Friday staff pick: Augusta


On Tuesday, I got a nice big red envelope in the mail. Inside was a Valentine’s Day card, from my grandma Antoinette (a.k.a. Mimi). On top of being a spectacular human being, my grandma is 94 now, and still the only person who sends me letters in the mail (other than my dear friends at Hydro-Québec and VISA.)

Inside the card, there was a handwritten message underneath the printed greeting. In my grandmother’s elegant handwriting, it read (in French, she’s Acadian): “You are the prettiest of Valentines. With love, Mimi.”

I opened it, read it, and almost died. Everything about it was so perfect. The handwriting, the little butterfly sticker on the envelope, the words. I felt so special. The perfect Valentine’s Day card. I called to thank her, and Mimi said, in her perfect tiny voice, that my mother had sent her one too, a really nice card with a heart on it. It made me very happy, to learn I was part of this excellent mother-daughter Valentine’s Day card kartel. Yay women.

All this to say that all this matriarch love put me in a mood to tell you about another remarkable grandmother: Augusta. I’ve never met Augusta, and she has passed away now, but judging from the short documentary the NFB made about her in 1976, I think we would’ve gotten along remarkably. As would her and my Mimi.

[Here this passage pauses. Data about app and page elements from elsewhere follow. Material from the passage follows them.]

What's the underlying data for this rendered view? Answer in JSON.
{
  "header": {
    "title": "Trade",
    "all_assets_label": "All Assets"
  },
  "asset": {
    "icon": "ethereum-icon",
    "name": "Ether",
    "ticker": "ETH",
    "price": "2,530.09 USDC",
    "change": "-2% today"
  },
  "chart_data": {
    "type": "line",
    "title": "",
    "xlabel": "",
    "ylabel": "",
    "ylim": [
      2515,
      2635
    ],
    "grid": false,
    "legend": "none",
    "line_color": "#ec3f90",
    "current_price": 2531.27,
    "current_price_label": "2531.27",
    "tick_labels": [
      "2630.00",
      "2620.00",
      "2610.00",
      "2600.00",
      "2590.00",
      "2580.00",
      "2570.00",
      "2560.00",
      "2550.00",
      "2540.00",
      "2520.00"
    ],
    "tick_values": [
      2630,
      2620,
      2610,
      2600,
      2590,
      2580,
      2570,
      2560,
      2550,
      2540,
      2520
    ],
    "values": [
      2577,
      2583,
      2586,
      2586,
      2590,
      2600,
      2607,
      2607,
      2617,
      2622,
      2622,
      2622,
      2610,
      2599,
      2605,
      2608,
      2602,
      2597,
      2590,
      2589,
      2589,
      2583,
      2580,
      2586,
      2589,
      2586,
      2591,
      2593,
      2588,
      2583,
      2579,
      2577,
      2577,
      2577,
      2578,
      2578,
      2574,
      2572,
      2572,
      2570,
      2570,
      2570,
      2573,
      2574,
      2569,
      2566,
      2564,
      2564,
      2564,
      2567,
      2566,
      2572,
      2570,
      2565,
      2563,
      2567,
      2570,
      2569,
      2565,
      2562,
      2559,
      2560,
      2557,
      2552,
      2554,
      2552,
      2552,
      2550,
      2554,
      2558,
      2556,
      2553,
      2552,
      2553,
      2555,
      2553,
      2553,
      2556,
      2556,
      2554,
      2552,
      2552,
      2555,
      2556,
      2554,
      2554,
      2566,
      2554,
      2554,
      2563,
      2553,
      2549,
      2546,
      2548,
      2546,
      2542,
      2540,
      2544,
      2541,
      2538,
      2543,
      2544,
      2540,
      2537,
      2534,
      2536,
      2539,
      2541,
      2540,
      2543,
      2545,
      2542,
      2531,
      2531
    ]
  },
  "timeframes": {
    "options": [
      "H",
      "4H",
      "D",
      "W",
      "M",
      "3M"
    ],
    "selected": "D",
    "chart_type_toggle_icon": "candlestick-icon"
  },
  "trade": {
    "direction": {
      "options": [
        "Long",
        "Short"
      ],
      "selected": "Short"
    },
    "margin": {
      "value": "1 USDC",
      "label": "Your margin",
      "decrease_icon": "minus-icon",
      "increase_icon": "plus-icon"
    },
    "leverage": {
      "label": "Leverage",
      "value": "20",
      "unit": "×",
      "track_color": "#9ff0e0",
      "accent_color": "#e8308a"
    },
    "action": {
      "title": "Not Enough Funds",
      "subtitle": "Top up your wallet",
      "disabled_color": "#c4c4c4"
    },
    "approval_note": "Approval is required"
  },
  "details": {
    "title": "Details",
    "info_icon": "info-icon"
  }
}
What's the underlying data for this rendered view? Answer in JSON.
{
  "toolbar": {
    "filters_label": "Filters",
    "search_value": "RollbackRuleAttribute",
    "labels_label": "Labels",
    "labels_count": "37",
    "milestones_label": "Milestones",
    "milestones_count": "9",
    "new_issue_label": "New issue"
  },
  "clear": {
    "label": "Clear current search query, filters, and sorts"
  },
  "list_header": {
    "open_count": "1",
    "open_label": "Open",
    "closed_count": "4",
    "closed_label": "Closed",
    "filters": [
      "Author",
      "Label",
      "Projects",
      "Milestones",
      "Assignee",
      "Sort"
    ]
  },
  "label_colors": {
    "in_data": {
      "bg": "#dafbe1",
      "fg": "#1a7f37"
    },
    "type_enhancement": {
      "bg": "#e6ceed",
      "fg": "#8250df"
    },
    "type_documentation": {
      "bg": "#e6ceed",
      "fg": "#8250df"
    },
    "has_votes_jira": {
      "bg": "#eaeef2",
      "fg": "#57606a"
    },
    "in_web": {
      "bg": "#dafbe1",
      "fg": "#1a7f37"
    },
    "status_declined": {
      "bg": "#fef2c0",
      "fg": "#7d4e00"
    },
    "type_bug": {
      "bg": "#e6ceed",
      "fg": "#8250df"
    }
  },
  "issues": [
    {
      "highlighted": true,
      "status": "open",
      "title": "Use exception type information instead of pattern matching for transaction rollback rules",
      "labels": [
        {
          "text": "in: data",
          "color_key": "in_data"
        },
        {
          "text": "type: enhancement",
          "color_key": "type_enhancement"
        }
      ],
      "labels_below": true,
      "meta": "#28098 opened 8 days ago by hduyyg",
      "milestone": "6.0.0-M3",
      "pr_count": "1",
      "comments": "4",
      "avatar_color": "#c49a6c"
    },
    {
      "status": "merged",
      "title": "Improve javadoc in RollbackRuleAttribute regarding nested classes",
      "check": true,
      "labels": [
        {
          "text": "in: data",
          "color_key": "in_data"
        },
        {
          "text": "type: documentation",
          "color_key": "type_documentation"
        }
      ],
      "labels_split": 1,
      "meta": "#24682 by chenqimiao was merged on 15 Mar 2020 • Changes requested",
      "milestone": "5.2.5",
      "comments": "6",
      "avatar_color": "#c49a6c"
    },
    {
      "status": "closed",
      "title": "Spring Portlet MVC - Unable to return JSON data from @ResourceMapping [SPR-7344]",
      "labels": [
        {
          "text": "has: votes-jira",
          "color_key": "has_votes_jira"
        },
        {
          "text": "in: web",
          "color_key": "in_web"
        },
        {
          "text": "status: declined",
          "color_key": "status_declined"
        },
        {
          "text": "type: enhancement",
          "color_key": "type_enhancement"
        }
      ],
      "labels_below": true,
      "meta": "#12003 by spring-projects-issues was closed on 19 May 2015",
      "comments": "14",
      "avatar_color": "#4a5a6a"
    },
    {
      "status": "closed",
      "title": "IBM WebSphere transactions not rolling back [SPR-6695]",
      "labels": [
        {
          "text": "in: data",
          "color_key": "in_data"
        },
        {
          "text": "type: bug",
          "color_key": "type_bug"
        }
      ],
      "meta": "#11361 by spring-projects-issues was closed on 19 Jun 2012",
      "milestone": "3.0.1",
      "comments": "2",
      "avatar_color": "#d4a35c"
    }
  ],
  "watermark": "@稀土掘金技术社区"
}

Augusta, who was 88 at the time of the shooting, was a non-status Shuswap Indian living in the Williams Lake area of British Columbia. She lived alone in a log cabin without running water or electricity, which, if you think about it, is super hardcore.

In the film, which is all of 16 minutes long, Augusta talks about the high and lowlights of her existence. Snippets of narration are interwoven with footage of the lady herself, at mass in Soda Creak, in town for a “chicken dinner and a visit to the bank”, or at home, singing old tunes with children on her knees.

Rolling and delectably smoking her own tobacco cigarettes, she remembers residential school, where sisters from France had kids write “I will not speak Indian anymore” on their slates (50 times on one side, and 50 times) should they ever have the gall to venture a few words in Shuswap in school.

Augusta is full of stories, and although they are often not what you’d call “feel-good stories”, they are very real, and her delivery imbues them with dignity and humanness. Like that time she gave birth to her own daughter alone at home while her husband was out drinking for 3 days. Or when she lost her status as an Indian, in 1903, for marrying a “taxpayer”.

Watching her go – splitting wood, walking by the river, playing her harmonica – I was reminded of the strength of women, especially grandmothers, who definitely didn’t lead easy lives, but still always found ways to be kind to those around them and make them feel real special when they needed it the most.

A good weekend to all. Happy viewing.

Augusta, Anne Wheeler, provided by the National Film Board of Canada